____ Available data

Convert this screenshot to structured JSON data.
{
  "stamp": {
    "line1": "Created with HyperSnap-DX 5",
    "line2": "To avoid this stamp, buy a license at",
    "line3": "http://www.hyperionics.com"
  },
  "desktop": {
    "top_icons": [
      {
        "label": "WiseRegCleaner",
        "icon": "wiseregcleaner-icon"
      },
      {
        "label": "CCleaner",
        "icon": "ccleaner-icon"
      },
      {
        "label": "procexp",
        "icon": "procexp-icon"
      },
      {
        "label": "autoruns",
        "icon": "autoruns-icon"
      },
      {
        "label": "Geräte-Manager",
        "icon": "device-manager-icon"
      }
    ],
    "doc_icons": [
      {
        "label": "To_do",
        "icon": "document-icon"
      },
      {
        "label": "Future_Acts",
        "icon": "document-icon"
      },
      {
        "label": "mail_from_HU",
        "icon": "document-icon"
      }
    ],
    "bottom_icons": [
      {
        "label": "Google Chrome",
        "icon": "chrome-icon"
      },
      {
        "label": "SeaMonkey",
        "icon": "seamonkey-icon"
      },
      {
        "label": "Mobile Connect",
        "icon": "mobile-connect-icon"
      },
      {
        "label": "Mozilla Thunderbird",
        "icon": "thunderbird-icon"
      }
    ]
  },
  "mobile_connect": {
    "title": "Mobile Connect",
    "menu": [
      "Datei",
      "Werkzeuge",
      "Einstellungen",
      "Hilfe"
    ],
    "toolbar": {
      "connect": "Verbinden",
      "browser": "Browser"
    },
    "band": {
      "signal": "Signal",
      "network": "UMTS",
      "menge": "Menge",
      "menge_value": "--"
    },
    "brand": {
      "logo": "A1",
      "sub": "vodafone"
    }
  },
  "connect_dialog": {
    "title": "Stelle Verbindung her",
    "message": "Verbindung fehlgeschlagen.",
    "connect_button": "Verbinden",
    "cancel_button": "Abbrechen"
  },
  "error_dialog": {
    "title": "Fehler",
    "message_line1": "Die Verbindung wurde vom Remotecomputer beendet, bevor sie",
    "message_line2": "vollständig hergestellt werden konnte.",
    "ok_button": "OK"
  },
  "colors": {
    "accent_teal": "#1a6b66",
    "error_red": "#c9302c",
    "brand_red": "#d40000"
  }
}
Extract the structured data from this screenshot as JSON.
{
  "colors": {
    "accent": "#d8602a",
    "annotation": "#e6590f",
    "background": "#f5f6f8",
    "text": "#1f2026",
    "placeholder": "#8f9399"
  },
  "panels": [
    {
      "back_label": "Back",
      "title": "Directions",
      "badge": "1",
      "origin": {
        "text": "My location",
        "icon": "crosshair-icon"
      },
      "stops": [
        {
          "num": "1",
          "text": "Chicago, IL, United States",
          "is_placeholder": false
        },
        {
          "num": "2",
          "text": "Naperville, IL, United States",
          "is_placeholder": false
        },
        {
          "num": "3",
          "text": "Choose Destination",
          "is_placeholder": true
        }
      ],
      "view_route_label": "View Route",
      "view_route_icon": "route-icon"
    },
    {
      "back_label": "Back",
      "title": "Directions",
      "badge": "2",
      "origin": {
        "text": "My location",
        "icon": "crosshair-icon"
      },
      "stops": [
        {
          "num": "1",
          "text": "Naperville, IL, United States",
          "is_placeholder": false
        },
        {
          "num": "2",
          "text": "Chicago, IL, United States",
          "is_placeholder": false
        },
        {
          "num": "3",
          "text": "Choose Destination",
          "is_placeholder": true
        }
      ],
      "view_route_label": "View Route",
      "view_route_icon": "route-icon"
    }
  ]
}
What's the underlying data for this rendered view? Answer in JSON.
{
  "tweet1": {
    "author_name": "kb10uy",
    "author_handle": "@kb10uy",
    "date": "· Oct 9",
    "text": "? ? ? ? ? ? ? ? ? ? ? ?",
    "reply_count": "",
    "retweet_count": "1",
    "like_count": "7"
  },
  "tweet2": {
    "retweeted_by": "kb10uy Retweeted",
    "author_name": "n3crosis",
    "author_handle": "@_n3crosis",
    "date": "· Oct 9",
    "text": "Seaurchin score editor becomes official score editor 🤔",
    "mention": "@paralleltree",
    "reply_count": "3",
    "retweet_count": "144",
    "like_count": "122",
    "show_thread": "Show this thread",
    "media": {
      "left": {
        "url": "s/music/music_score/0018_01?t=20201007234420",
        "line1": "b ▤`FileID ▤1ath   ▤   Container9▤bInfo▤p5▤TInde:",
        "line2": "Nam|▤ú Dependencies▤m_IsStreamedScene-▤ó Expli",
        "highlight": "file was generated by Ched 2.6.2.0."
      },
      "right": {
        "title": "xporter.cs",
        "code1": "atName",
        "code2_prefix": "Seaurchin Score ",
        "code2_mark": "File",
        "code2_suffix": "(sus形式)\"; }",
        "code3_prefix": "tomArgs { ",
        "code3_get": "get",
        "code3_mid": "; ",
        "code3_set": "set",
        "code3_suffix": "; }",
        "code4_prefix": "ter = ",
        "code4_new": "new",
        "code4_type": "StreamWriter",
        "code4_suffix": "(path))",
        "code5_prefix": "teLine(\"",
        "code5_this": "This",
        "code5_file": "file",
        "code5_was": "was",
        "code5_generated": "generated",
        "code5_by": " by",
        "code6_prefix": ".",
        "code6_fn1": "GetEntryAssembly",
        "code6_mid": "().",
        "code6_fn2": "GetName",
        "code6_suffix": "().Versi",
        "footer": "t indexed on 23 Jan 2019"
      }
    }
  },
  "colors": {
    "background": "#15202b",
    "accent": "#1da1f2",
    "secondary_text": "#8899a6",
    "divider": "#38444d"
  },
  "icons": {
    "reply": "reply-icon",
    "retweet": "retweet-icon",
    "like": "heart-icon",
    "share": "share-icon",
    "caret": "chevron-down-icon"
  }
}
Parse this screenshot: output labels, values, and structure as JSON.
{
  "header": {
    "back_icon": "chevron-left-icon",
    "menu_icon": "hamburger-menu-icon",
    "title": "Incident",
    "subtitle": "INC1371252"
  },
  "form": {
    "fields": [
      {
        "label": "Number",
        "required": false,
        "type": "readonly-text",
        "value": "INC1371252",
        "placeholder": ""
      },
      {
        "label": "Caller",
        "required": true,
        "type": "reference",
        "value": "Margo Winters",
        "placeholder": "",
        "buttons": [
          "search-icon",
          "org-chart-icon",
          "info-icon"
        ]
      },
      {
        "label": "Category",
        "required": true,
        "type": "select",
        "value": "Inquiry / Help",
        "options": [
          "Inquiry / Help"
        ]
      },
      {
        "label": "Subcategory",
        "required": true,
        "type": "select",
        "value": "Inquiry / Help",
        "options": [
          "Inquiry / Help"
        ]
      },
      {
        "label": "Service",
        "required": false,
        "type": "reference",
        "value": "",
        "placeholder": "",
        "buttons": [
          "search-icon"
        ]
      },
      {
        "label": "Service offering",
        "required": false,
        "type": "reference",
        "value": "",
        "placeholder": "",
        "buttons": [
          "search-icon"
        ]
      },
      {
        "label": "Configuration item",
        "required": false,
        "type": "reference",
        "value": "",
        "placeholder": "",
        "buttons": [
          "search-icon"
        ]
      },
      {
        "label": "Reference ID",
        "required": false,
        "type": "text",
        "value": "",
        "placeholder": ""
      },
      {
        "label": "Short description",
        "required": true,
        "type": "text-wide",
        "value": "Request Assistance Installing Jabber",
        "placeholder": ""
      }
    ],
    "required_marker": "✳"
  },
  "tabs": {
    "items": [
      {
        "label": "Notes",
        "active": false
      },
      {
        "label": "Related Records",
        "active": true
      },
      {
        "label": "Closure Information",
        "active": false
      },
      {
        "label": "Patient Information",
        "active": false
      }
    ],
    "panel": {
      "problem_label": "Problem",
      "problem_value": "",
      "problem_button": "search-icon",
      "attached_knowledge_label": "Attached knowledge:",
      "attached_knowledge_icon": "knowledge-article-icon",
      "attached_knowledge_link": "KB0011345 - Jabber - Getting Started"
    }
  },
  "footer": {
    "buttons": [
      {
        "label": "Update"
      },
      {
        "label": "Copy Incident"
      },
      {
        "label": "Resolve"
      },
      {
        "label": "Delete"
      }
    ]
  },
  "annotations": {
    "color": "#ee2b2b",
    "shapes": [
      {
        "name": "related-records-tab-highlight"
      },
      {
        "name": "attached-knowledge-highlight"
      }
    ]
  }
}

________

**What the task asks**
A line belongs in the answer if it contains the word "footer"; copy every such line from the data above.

**Answer to this exercise**
        "footer": "t indexed on 23 Jan 2019"
  "footer": {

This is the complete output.